This story exists in various versions, some very detailed, others more sketchy. Many of the details are not identical, or are even contradictory. In some of them, there is no mention of the shooting and Wiesenthal is simply released after a few hours and returns home. In evidence he gave during one of the trials, the shooting ceased before they reached the prison, or immediately when they arrived there, because it was the end of the working day.

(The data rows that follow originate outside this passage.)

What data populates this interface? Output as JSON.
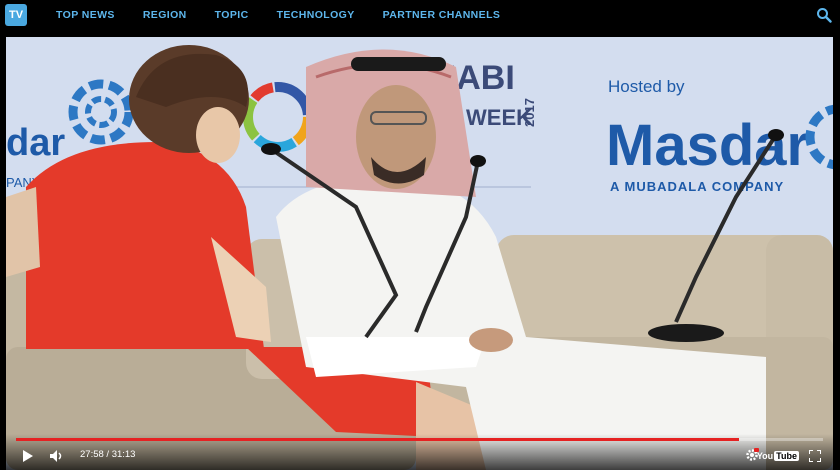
{
  "topbar": {
    "logo_text": "TV",
    "nav": [
      "TOP NEWS",
      "REGION",
      "TOPIC",
      "TECHNOLOGY",
      "PARTNER CHANNELS"
    ]
  },
  "backdrop": {
    "event_name": "ABU DHABI",
    "event_sub": "WEEK",
    "event_year": "2017",
    "hosted_by": "Hosted by",
    "host": "Masdar",
    "host_tagline": "A MUBADALA COMPANY",
    "left_partial_brand": "dar",
    "left_partial_tagline": "PANY",
    "right_partial_year": "017"
  },
  "player": {
    "time": "27:58 / 31:13",
    "progress": 0.896,
    "youtube_label": "You",
    "youtube_box": "Tube"
  },
  "colors": {
    "nav": "#5db6ec",
    "masdar": "#1e5aa8",
    "dress": "#e43a2a",
    "progress": "#e52222"
  }
}
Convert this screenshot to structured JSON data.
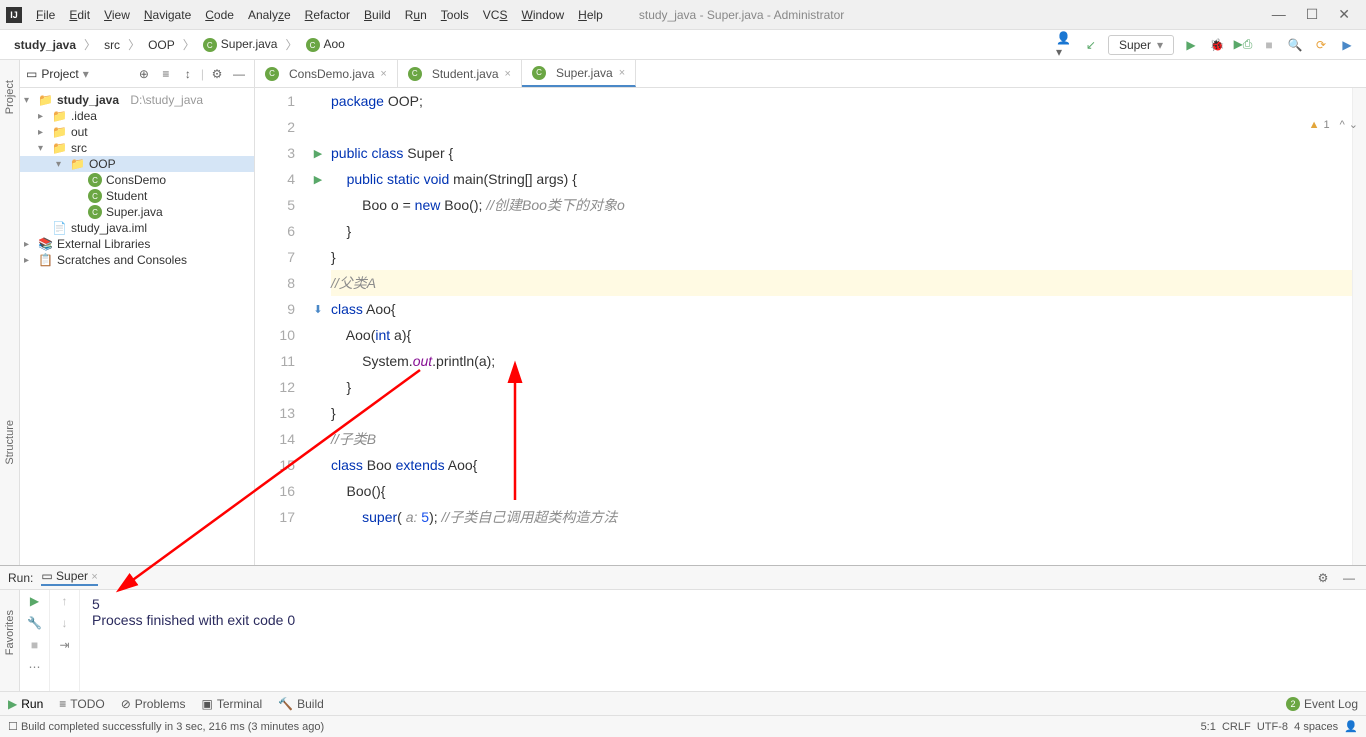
{
  "window": {
    "title": "study_java - Super.java - Administrator"
  },
  "menu": [
    "File",
    "Edit",
    "View",
    "Navigate",
    "Code",
    "Analyze",
    "Refactor",
    "Build",
    "Run",
    "Tools",
    "VCS",
    "Window",
    "Help"
  ],
  "breadcrumb": [
    "study_java",
    "src",
    "OOP",
    "Super.java",
    "Aoo"
  ],
  "run_config": "Super",
  "project_panel": {
    "title": "Project"
  },
  "tree": {
    "root": "study_java",
    "root_path": "D:\\study_java",
    "idea": ".idea",
    "out": "out",
    "src": "src",
    "oop": "OOP",
    "f1": "ConsDemo",
    "f2": "Student",
    "f3": "Super.java",
    "iml": "study_java.iml",
    "ext": "External Libraries",
    "scratch": "Scratches and Consoles"
  },
  "tabs": [
    {
      "label": "ConsDemo.java"
    },
    {
      "label": "Student.java"
    },
    {
      "label": "Super.java"
    }
  ],
  "code": {
    "l1": "package OOP;",
    "l2": "",
    "l3": "public class Super {",
    "l4": "    public static void main(String[] args) {",
    "l5p": "        Boo o = new Boo(); ",
    "l5c": "//创建Boo类下的对象o",
    "l6": "    }",
    "l7": "}",
    "l8": "//父类A",
    "l9": "class Aoo{",
    "l10": "    Aoo(int a){",
    "l11a": "        System.",
    "l11b": "out",
    "l11c": ".println(a);",
    "l12": "    }",
    "l13": "}",
    "l14": "//子类B",
    "l15": "class Boo extends Aoo{",
    "l16": "    Boo(){",
    "l17a": "        super( ",
    "l17p": "a: ",
    "l17b": "5); ",
    "l17c": "//子类自己调用超类构造方法"
  },
  "lines_start": 1,
  "lines_end": 17,
  "inspection": {
    "warn_count": "1"
  },
  "run": {
    "label": "Run:",
    "tab": "Super",
    "out1": "5",
    "out2": "",
    "out3": "Process finished with exit code 0"
  },
  "bottom": {
    "run": "Run",
    "todo": "TODO",
    "problems": "Problems",
    "terminal": "Terminal",
    "build": "Build",
    "eventlog": "Event Log",
    "event_count": "2"
  },
  "status": {
    "msg": "Build completed successfully in 3 sec, 216 ms (3 minutes ago)",
    "pos": "5:1",
    "le": "CRLF",
    "enc": "UTF-8",
    "indent": "4 spaces"
  },
  "side": {
    "project": "Project",
    "structure": "Structure",
    "favorites": "Favorites"
  }
}
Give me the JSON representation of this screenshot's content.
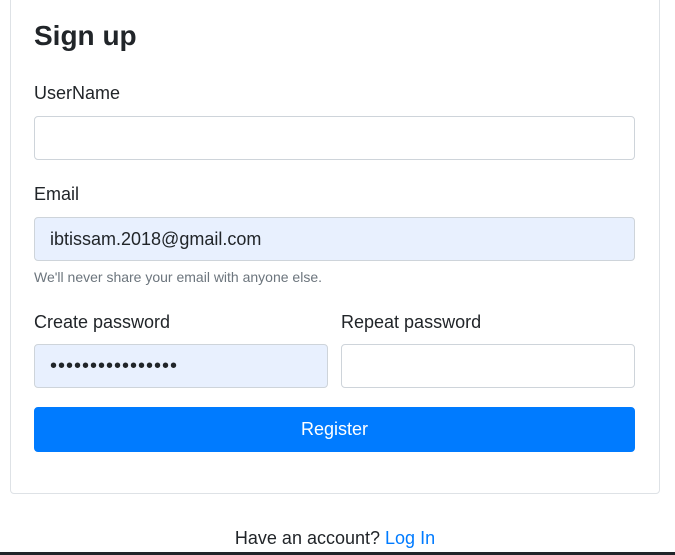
{
  "form": {
    "title": "Sign up",
    "username": {
      "label": "UserName",
      "value": ""
    },
    "email": {
      "label": "Email",
      "value": "ibtissam.2018@gmail.com",
      "help": "We'll never share your email with anyone else."
    },
    "create_password": {
      "label": "Create password",
      "value": "••••••••••••••••"
    },
    "repeat_password": {
      "label": "Repeat password",
      "value": ""
    },
    "register_label": "Register"
  },
  "footer": {
    "prompt": "Have an account?",
    "login_label": "Log In"
  },
  "colors": {
    "primary": "#007bff",
    "autofill_bg": "#e8f0fe",
    "help_text": "#6c757d"
  }
}
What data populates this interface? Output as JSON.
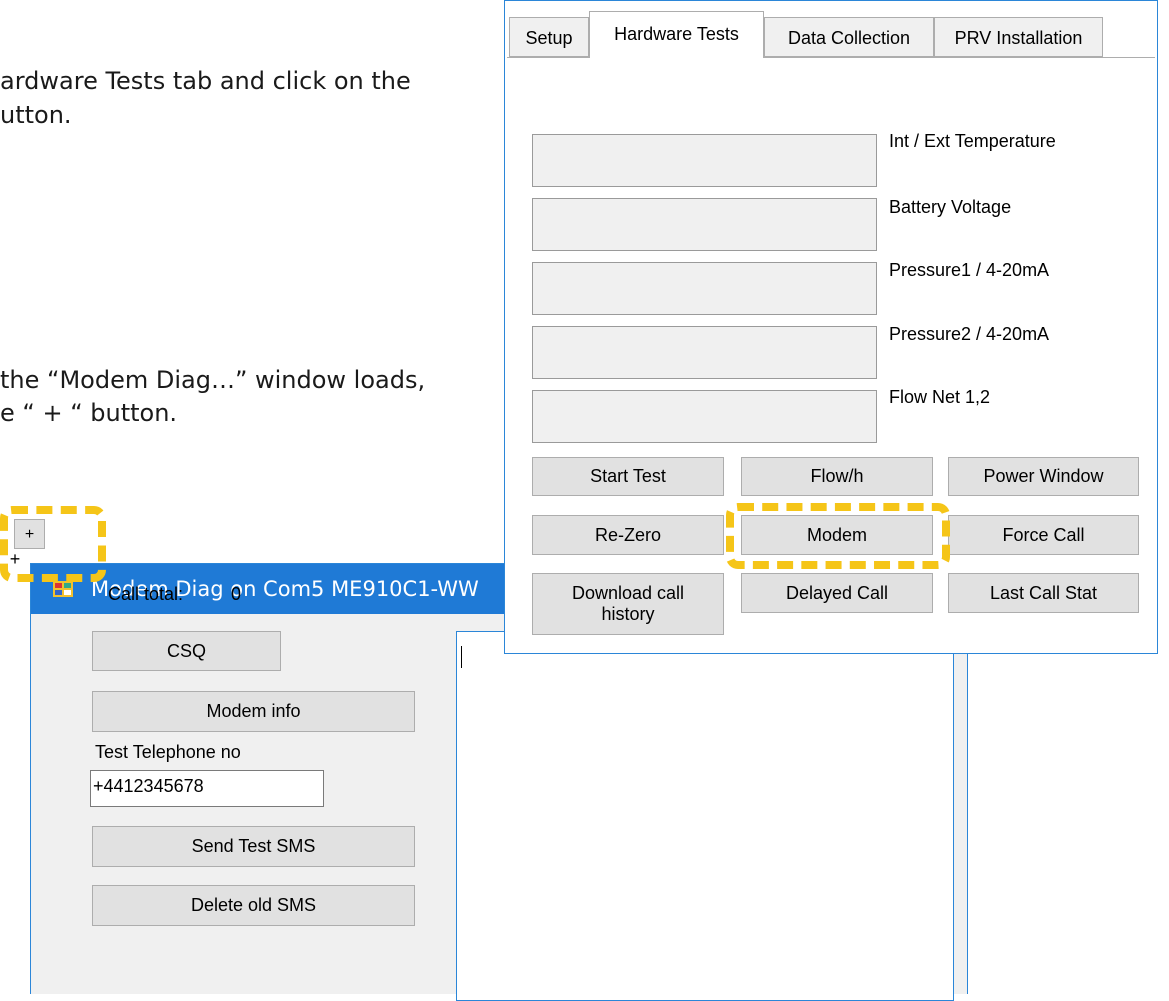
{
  "instructions": {
    "line1": "ardware Tests tab and click on the",
    "line2": "utton.",
    "line3": "the “Modem Diag…” window loads,",
    "line4": "e “ + “ button."
  },
  "modem_diag": {
    "title": "Modem Diag on Com5 ME910C1-WW",
    "plus_label": "+",
    "call_total_label": "Call total:",
    "call_total_value": "0",
    "csq_label": "CSQ",
    "modem_info_label": "Modem info",
    "test_phone_label": "Test Telephone no",
    "test_phone_value": "+4412345678",
    "send_sms_label": "Send Test SMS",
    "delete_sms_label": "Delete old SMS"
  },
  "panel": {
    "tabs": [
      "Setup",
      "Hardware Tests",
      "Data Collection",
      "PRV Installation"
    ],
    "active_tab": "Hardware Tests",
    "gauges": [
      "Int / Ext Temperature",
      "Battery Voltage",
      "Pressure1 / 4-20mA",
      "Pressure2 / 4-20mA",
      "Flow Net 1,2"
    ],
    "buttons": {
      "start_test": "Start Test",
      "flow_h": "Flow/h",
      "power_window": "Power Window",
      "re_zero": "Re-Zero",
      "modem": "Modem",
      "force_call": "Force Call",
      "download_history": "Download call history",
      "delayed_call": "Delayed Call",
      "last_call_stat": "Last Call Stat"
    }
  },
  "colors": {
    "highlight": "#f5c518",
    "titlebar": "#1f7ad6",
    "window_border": "#2b86d8"
  }
}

In some earlier versions of the story, Wiesenthal gave different dates in July for his arrest—the fourth, the eighth, the sixteenth. Eventually, he settled on the sixth, a Sunday. This was no coincidence. Joseph Wechsberg wrote that Wiesenthal’s life was saved because the bells of a nearby church began ringing and the Ukrainians stopped shooting and went to evening Mass. Thus, his survival was given a dimension of a miraculous divine intervention. In the testimony at Yad Vashem, Wiesenthal made no mention of the bells, but the inclination to give his rescue a celestial meaning was also present in the story of his “rebirth” at Janowska.
On April 20, 1943, Hitler turned fifty-four. Right after the war, Wiesenthal wrote a story that recounted what had happened to him on that day.
He was in the Janowska camp. The camp staff were preparing to celebrate the birthday of their leader. At around ten o’clock in the morning an SS officer by the name of Richard Dyga took Wiesenthal and a group of other prisoners, including some women, to a sandy area. They were told to strip bare and to stand alongside a six-foot-deep ditch, inside of which were lying the bodies of prisoners who had already been shot.
It was raining. The SS men started shooting the prisoners in the backs of their necks. Their bodies fell into the ditch, one after the other. Wiesenthal’s turn came closer, when suddenly there was a whistle and the shooting stopped. Wiesenthal was wondering if he was alive or already dead, when it turned out that an SS officer, Adolf Kolonko, had come running up to take Wiesenthal back to the camp. “Get out of the line,” he ordered, dragging him off, naked and wet.
Wiesenthal looked back. The shooting resumed and stopped again. The entire group had been murdered. On his return to the camp he was given clothing and ordered to make a birthday poster for Hitler. “You are lucky we still need you,” said Kolonko. That night, one of his cell mates said to Wiesenthal, “On April 20, two people were born, the Fuhrer and you.”